Task directions:
Return the entries in their entirety, precisely as given.

(Data records for software interfaces)
++++++++++++++++++++

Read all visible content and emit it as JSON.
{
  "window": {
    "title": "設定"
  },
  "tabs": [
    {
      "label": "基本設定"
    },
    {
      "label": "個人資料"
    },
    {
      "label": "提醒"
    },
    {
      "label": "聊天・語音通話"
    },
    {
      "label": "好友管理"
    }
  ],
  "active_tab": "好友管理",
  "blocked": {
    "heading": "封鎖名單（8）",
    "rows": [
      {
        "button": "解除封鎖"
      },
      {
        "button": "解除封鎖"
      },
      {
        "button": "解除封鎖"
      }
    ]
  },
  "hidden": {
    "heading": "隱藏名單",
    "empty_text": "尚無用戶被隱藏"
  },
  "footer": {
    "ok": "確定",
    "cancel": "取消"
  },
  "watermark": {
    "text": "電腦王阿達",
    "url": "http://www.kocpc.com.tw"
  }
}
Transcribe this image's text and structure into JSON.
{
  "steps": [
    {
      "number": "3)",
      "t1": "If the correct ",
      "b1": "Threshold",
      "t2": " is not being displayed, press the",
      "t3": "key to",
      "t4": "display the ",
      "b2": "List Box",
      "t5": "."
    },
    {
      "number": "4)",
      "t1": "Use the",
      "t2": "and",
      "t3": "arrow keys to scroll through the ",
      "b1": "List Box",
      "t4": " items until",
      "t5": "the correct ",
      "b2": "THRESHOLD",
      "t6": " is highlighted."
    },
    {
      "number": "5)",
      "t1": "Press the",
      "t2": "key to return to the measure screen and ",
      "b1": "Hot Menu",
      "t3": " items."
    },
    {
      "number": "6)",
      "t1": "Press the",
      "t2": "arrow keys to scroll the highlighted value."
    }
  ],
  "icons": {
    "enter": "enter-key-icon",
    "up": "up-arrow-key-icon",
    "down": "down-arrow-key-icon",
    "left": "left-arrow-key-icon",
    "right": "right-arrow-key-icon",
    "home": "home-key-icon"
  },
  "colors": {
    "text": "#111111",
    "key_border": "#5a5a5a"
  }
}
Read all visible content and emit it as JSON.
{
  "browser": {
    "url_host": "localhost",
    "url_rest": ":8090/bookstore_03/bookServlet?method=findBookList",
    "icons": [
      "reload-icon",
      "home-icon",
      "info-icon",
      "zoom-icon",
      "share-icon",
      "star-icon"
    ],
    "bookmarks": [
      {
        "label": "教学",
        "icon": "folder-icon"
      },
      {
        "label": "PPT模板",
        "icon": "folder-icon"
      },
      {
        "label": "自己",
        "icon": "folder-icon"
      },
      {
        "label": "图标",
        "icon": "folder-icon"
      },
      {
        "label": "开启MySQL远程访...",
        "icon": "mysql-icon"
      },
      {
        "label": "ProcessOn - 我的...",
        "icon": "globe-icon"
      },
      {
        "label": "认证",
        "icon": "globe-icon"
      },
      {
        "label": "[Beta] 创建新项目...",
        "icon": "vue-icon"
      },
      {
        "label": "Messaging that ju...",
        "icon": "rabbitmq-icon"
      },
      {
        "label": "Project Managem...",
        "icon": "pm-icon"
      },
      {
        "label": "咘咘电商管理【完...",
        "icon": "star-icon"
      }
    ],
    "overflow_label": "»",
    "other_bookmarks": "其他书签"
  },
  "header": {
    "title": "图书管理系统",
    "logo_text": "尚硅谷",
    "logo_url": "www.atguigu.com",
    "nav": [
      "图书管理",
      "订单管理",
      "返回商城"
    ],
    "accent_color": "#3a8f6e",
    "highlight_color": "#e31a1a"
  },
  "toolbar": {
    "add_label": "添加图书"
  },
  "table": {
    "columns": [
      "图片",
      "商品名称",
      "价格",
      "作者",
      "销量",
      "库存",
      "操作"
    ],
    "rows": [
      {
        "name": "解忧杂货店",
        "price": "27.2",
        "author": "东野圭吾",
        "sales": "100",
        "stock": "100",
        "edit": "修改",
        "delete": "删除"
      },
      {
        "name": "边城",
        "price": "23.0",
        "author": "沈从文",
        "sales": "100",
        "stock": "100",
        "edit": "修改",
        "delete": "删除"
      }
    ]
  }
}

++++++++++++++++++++

Expected output:
Read all visible content and emit it as JSON.
{
  "window": {
    "title": "設定"
  },
  "tabs": [
    {
      "label": "基本設定"
    },
    {
      "label": "個人資料"
    },
    {
      "label": "提醒"
    },
    {
      "label": "聊天・語音通話"
    },
    {
      "label": "好友管理"
    }
  ],
  "active_tab": "好友管理",
  "blocked": {
    "heading": "封鎖名單（8）",
    "rows": [
      {
        "button": "解除封鎖"
      },
      {
        "button": "解除封鎖"
      },
      {
        "button": "解除封鎖"
      }
    ]
  },
  "hidden": {
    "heading": "隱藏名單",
    "empty_text": "尚無用戶被隱藏"
  },
  "footer": {
    "ok": "確定",
    "cancel": "取消"
  },
  "watermark": {
    "text": "電腦王阿達",
    "url": "http://www.kocpc.com.tw"
  }
}
Transcribe this image's text and structure into JSON.
{
  "steps": [
    {
      "number": "3)",
      "t1": "If the correct ",
      "b1": "Threshold",
      "t2": " is not being displayed, press the",
      "t3": "key to",
      "t4": "display the ",
      "b2": "List Box",
      "t5": "."
    },
    {
      "number": "4)",
      "t1": "Use the",
      "t2": "and",
      "t3": "arrow keys to scroll through the ",
      "b1": "List Box",
      "t4": " items until",
      "t5": "the correct ",
      "b2": "THRESHOLD",
      "t6": " is highlighted."
    },
    {
      "number": "5)",
      "t1": "Press the",
      "t2": "key to return to the measure screen and ",
      "b1": "Hot Menu",
      "t3": " items."
    },
    {
      "number": "6)",
      "t1": "Press the",
      "t2": "arrow keys to scroll the highlighted value."
    }
  ],
  "icons": {
    "enter": "enter-key-icon",
    "up": "up-arrow-key-icon",
    "down": "down-arrow-key-icon",
    "left": "left-arrow-key-icon",
    "right": "right-arrow-key-icon",
    "home": "home-key-icon"
  },
  "colors": {
    "text": "#111111",
    "key_border": "#5a5a5a"
  }
}
Read all visible content and emit it as JSON.
{
  "browser": {
    "url_host": "localhost",
    "url_rest": ":8090/bookstore_03/bookServlet?method=findBookList",
    "icons": [
      "reload-icon",
      "home-icon",
      "info-icon",
      "zoom-icon",
      "share-icon",
      "star-icon"
    ],
    "bookmarks": [
      {
        "label": "教学",
        "icon": "folder-icon"
      },
      {
        "label": "PPT模板",
        "icon": "folder-icon"
      },
      {
        "label": "自己",
        "icon": "folder-icon"
      },
      {
        "label": "图标",
        "icon": "folder-icon"
      },
      {
        "label": "开启MySQL远程访...",
        "icon": "mysql-icon"
      },
      {
        "label": "ProcessOn - 我的...",
        "icon": "globe-icon"
      },
      {
        "label": "认证",
        "icon": "globe-icon"
      },
      {
        "label": "[Beta] 创建新项目...",
        "icon": "vue-icon"
      },
      {
        "label": "Messaging that ju...",
        "icon": "rabbitmq-icon"
      },
      {
        "label": "Project Managem...",
        "icon": "pm-icon"
      },
      {
        "label": "咘咘电商管理【完...",
        "icon": "star-icon"
      }
    ],
    "overflow_label": "»",
    "other_bookmarks": "其他书签"
  },
  "header": {
    "title": "图书管理系统",
    "logo_text": "尚硅谷",
    "logo_url": "www.atguigu.com",
    "nav": [
      "图书管理",
      "订单管理",
      "返回商城"
    ],
    "accent_color": "#3a8f6e",
    "highlight_color": "#e31a1a"
  },
  "toolbar": {
    "add_label": "添加图书"
  },
  "table": {
    "columns": [
      "图片",
      "商品名称",
      "价格",
      "作者",
      "销量",
      "库存",
      "操作"
    ],
    "rows": [
      {
        "name": "解忧杂货店",
        "price": "27.2",
        "author": "东野圭吾",
        "sales": "100",
        "stock": "100",
        "edit": "修改",
        "delete": "删除"
      },
      {
        "name": "边城",
        "price": "23.0",
        "author": "沈从文",
        "sales": "100",
        "stock": "100",
        "edit": "修改",
        "delete": "删除"
      }
    ]
  }
}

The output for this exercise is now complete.